Seattle is well known for being a coffee connoisseur’s dream. Along with that big coffee company that everyone knows about we are home to any number of small specialty coffee shops. On a recent, chilly morning I visited one such café on Capitol Hill – Caffe Vita. As soon as I walked in, all of my senses told me that this one is different. The first thing that hit me was the wonderful aroma of roasted coffee beans. Located in the heart of Capitol Hill at 1005 East Pike St, the folks at Caffe Vita have been roasting coffee since 1995. Starting with their original shop in the Queen Anne neighborhood, they have since grown to include eleven cafes in the Pacific Northwest, the lower East Side of New York City and Los Angeles.
For coffee lovers, there really is nothing better than coffee brewed with fresh onsite roasted coffee beans. For one thing the aroma is amazing and sets the stage for a wonderful experience. Caffe Vita roasts their beans in two huge vintage roasters. The larger roaster is a Probat, which was manufactured in 1959, and roasts up to 60 kilos at a time. The smaller Probat dates from 1940 and is used to roast small, limited batch coffee. As you might expect, there is nothing computerized in this process. The head coffee roaster Wade, who has been with Caffe Vita for almost 15 years, has full manual control to monitor and make adjustments as needed during the roasting process.

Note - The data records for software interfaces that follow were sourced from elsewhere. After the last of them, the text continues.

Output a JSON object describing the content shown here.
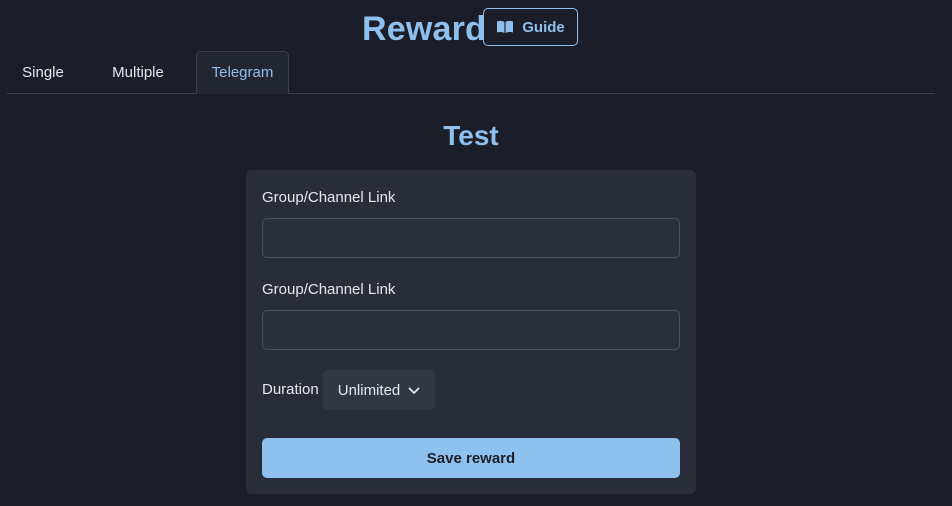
{
  "header": {
    "title": "Reward",
    "guide_label": "Guide",
    "guide_icon": "book-open-icon"
  },
  "tabs": [
    {
      "label": "Single",
      "active": false
    },
    {
      "label": "Multiple",
      "active": false
    },
    {
      "label": "Telegram",
      "active": true
    }
  ],
  "section": {
    "title": "Test"
  },
  "form": {
    "field1": {
      "label": "Group/Channel Link",
      "value": "",
      "placeholder": ""
    },
    "field2": {
      "label": "Group/Channel Link",
      "value": "",
      "placeholder": ""
    },
    "duration": {
      "label": "Duration",
      "selected": "Unlimited",
      "icon": "chevron-down-icon"
    },
    "save_label": "Save reward"
  },
  "colors": {
    "background": "#1b1e28",
    "accent": "#8fbfed",
    "card": "#282d39",
    "button": "#8fc1ee"
  }
}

Caffe Vita’s green coffee buyer, Daniel Shewmaker, travels the world over to bring home the best beans. They are mostly grown in cooperatives of small farms, most are fair trade and organic. Although some of the farms are not officially certified because of the cost involved they all use organic methods. Coffee grows in high altitudes found in a tropical climate along the Equatorial zone. So Daniel gets to travel to some amazing places. The largest producing locations can be found in Central and Southern America, Africa, the Arabian Peninsula, and Asia. When Daniel makes a buying trip he meets with the farmers, developing relationships that ensure the quality of the beans and that each coffee purchased has a direct farm to roaster path and also meets the high standards of sustainability, environmental, economic and social conditions that are required by Caffe Vita.
Once the beans have arrived in Seattle, he again goes through a complex process to make sure that what ends up in your cup is the best coffee you’ve had the pleasure to drink. As part of our tour we were treated to a part of that process called “cupping.” As we entered the test kitchen the first thing we noticed was a round table set with small trays full of coffee beans with three small glasses (one glass for each of us) in front of the trays. The beans are placed in the trays to ensure that there are no bad beans in the bunch. Typically, a cupping session will involve tastings with multiple samples from the same crop. Each tray was marked with the region of the world where the coffee originated. The beans in the tray had been roasted that morning in tiny sample sized roasters. The glasses held coffee that had just been ground from the recently roasted beans. We slowly made our way around the table, smelling the beans and the ground coffee in the small glasses, noticing the difference in the aromas. While we were doing that, Daniel had set some water to boil for the next step in the process. When the water was at just the right temperature, Daniel filled the glasses. As the grounds sit in the hot water for at least 3 minutes, a crust forms on top. After Daniel told us of some of his adventures in pursuit of the best beans, we turned our attention back to the glasses. But, no drinking yet. First, we “broke the crust” by stirring it with a spoon – keeping our noses close to the surface so we could smell, and judge the aroma that is emitted. We again worked our way around the table, noting the differences and picking our favorites (at least according to smell). Finally, we were ready to taste! The tasting is done with a loud slurp. Yes, your mother probably told you that this is unacceptable in polite company – but it is essential here. The slurp allows the coffee to spread over your entire tongue to make sure it hits all of your different taste buds. Each sample is also judged according to body, sweetness and aftertaste. If we were actually looking for beans to buy, we would be keeping an intricate score on all of these aspects. As it was, we were simply enjoying the process! We found that the beans we favored by fragrance also produced our favorite when slurped. Mine was an Ethiopian bean while my husband preferred a South American bean. We were both very excited to get down to the café to enjoy a full beverage of the aromatic and wonderful coffee.
The café is warm and cozy, the perfect place to spend a drippy Seattle afternoon. People chat in small groups or sit alone taking advantage of the free wi-fi to get some work done. The café also sells brewing equipment, specialty teas and Theo Chocolate (Seattle chocolatiers who also roast their own (cocoa) beans – a perfect pairing!) And for those you know who don’t have the great fortune to live in Seattle, Caffe Vita offers a number of mail order gifts including Coffee of the Month packages or Coffee & Chocolate of the Month.
Locally owned, great coffee, cozy cafe and social responsibility – what could be more Seattle than that?
About our guest contributor:
Elizabeth Fagin has been a travel writer, covering the food and wine scene in Canada and the Pacific Northwest for over 10 years. For her 'day job' she works as a Jewish Educator in the Seattle area.